---------- Record set ----------

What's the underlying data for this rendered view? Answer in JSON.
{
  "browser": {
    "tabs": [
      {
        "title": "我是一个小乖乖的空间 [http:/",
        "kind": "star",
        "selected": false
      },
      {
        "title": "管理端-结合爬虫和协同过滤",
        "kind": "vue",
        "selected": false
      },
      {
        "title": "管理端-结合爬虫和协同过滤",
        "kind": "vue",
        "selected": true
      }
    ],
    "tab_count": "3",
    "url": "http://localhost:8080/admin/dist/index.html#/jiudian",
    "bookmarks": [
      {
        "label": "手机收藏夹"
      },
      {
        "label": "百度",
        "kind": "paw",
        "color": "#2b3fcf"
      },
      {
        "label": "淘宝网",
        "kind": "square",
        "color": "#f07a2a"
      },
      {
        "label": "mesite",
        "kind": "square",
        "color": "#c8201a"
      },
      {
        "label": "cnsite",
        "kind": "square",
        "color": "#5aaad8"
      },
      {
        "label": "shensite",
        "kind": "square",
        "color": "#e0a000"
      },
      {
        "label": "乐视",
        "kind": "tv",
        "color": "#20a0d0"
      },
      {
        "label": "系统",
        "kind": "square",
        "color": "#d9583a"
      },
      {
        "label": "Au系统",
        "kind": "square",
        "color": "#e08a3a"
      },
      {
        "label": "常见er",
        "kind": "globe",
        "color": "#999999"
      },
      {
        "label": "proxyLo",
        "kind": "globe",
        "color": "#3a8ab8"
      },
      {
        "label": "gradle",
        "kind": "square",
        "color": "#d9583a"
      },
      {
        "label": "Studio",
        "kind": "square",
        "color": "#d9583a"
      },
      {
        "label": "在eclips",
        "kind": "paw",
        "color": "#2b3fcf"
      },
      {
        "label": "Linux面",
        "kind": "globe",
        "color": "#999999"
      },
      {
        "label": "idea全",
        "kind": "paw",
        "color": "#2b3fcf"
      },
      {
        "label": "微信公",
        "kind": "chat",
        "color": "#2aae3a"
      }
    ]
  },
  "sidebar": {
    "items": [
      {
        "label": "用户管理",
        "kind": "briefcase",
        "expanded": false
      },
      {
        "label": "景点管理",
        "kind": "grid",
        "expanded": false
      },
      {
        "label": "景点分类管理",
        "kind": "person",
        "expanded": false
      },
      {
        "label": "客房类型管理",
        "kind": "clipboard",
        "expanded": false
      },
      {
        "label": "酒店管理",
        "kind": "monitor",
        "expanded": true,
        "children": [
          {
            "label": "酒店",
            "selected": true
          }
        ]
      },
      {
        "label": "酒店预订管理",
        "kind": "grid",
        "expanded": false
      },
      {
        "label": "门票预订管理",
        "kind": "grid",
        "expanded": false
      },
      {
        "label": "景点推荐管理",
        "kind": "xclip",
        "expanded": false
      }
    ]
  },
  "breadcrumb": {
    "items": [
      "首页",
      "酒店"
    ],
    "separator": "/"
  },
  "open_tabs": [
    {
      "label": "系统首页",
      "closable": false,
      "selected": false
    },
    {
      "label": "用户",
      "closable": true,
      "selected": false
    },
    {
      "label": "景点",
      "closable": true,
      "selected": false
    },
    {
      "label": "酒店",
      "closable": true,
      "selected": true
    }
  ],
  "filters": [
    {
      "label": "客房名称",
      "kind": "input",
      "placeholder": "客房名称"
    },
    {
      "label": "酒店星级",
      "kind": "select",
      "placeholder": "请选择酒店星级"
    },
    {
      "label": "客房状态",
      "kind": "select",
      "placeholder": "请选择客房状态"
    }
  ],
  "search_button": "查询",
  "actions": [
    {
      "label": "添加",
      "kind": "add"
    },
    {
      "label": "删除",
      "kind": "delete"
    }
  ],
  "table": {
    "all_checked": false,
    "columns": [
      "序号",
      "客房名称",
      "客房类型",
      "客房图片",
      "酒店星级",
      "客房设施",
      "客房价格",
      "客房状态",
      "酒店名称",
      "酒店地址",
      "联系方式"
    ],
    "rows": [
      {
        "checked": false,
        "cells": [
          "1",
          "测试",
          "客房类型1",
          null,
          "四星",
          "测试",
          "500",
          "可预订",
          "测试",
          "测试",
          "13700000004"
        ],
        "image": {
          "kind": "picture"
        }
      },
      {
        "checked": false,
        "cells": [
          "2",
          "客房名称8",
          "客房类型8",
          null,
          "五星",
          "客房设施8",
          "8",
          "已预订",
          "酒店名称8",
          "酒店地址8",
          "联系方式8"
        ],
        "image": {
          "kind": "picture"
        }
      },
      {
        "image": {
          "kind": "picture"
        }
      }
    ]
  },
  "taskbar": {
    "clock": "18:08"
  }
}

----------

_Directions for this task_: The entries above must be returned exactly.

_Written answer_:
What's the underlying data for this rendered view? Answer in JSON.
{
  "browser": {
    "tabs": [
      {
        "title": "我是一个小乖乖的空间 [http:/",
        "kind": "star",
        "selected": false
      },
      {
        "title": "管理端-结合爬虫和协同过滤",
        "kind": "vue",
        "selected": false
      },
      {
        "title": "管理端-结合爬虫和协同过滤",
        "kind": "vue",
        "selected": true
      }
    ],
    "tab_count": "3",
    "url": "http://localhost:8080/admin/dist/index.html#/jiudian",
    "bookmarks": [
      {
        "label": "手机收藏夹"
      },
      {
        "label": "百度",
        "kind": "paw",
        "color": "#2b3fcf"
      },
      {
        "label": "淘宝网",
        "kind": "square",
        "color": "#f07a2a"
      },
      {
        "label": "mesite",
        "kind": "square",
        "color": "#c8201a"
      },
      {
        "label": "cnsite",
        "kind": "square",
        "color": "#5aaad8"
      },
      {
        "label": "shensite",
        "kind": "square",
        "color": "#e0a000"
      },
      {
        "label": "乐视",
        "kind": "tv",
        "color": "#20a0d0"
      },
      {
        "label": "系统",
        "kind": "square",
        "color": "#d9583a"
      },
      {
        "label": "Au系统",
        "kind": "square",
        "color": "#e08a3a"
      },
      {
        "label": "常见er",
        "kind": "globe",
        "color": "#999999"
      },
      {
        "label": "proxyLo",
        "kind": "globe",
        "color": "#3a8ab8"
      },
      {
        "label": "gradle",
        "kind": "square",
        "color": "#d9583a"
      },
      {
        "label": "Studio",
        "kind": "square",
        "color": "#d9583a"
      },
      {
        "label": "在eclips",
        "kind": "paw",
        "color": "#2b3fcf"
      },
      {
        "label": "Linux面",
        "kind": "globe",
        "color": "#999999"
      },
      {
        "label": "idea全",
        "kind": "paw",
        "color": "#2b3fcf"
      },
      {
        "label": "微信公",
        "kind": "chat",
        "color": "#2aae3a"
      }
    ]
  },
  "sidebar": {
    "items": [
      {
        "label": "用户管理",
        "kind": "briefcase",
        "expanded": false
      },
      {
        "label": "景点管理",
        "kind": "grid",
        "expanded": false
      },
      {
        "label": "景点分类管理",
        "kind": "person",
        "expanded": false
      },
      {
        "label": "客房类型管理",
        "kind": "clipboard",
        "expanded": false
      },
      {
        "label": "酒店管理",
        "kind": "monitor",
        "expanded": true,
        "children": [
          {
            "label": "酒店",
            "selected": true
          }
        ]
      },
      {
        "label": "酒店预订管理",
        "kind": "grid",
        "expanded": false
      },
      {
        "label": "门票预订管理",
        "kind": "grid",
        "expanded": false
      },
      {
        "label": "景点推荐管理",
        "kind": "xclip",
        "expanded": false
      }
    ]
  },
  "breadcrumb": {
    "items": [
      "首页",
      "酒店"
    ],
    "separator": "/"
  },
  "open_tabs": [
    {
      "label": "系统首页",
      "closable": false,
      "selected": false
    },
    {
      "label": "用户",
      "closable": true,
      "selected": false
    },
    {
      "label": "景点",
      "closable": true,
      "selected": false
    },
    {
      "label": "酒店",
      "closable": true,
      "selected": true
    }
  ],
  "filters": [
    {
      "label": "客房名称",
      "kind": "input",
      "placeholder": "客房名称"
    },
    {
      "label": "酒店星级",
      "kind": "select",
      "placeholder": "请选择酒店星级"
    },
    {
      "label": "客房状态",
      "kind": "select",
      "placeholder": "请选择客房状态"
    }
  ],
  "search_button": "查询",
  "actions": [
    {
      "label": "添加",
      "kind": "add"
    },
    {
      "label": "删除",
      "kind": "delete"
    }
  ],
  "table": {
    "all_checked": false,
    "columns": [
      "序号",
      "客房名称",
      "客房类型",
      "客房图片",
      "酒店星级",
      "客房设施",
      "客房价格",
      "客房状态",
      "酒店名称",
      "酒店地址",
      "联系方式"
    ],
    "rows": [
      {
        "checked": false,
        "cells": [
          "1",
          "测试",
          "客房类型1",
          null,
          "四星",
          "测试",
          "500",
          "可预订",
          "测试",
          "测试",
          "13700000004"
        ],
        "image": {
          "kind": "picture"
        }
      },
      {
        "checked": false,
        "cells": [
          "2",
          "客房名称8",
          "客房类型8",
          null,
          "五星",
          "客房设施8",
          "8",
          "已预订",
          "酒店名称8",
          "酒店地址8",
          "联系方式8"
        ],
        "image": {
          "kind": "picture"
        }
      },
      {
        "image": {
          "kind": "picture"
        }
      }
    ]
  },
  "taskbar": {
    "clock": "18:08"
  }
}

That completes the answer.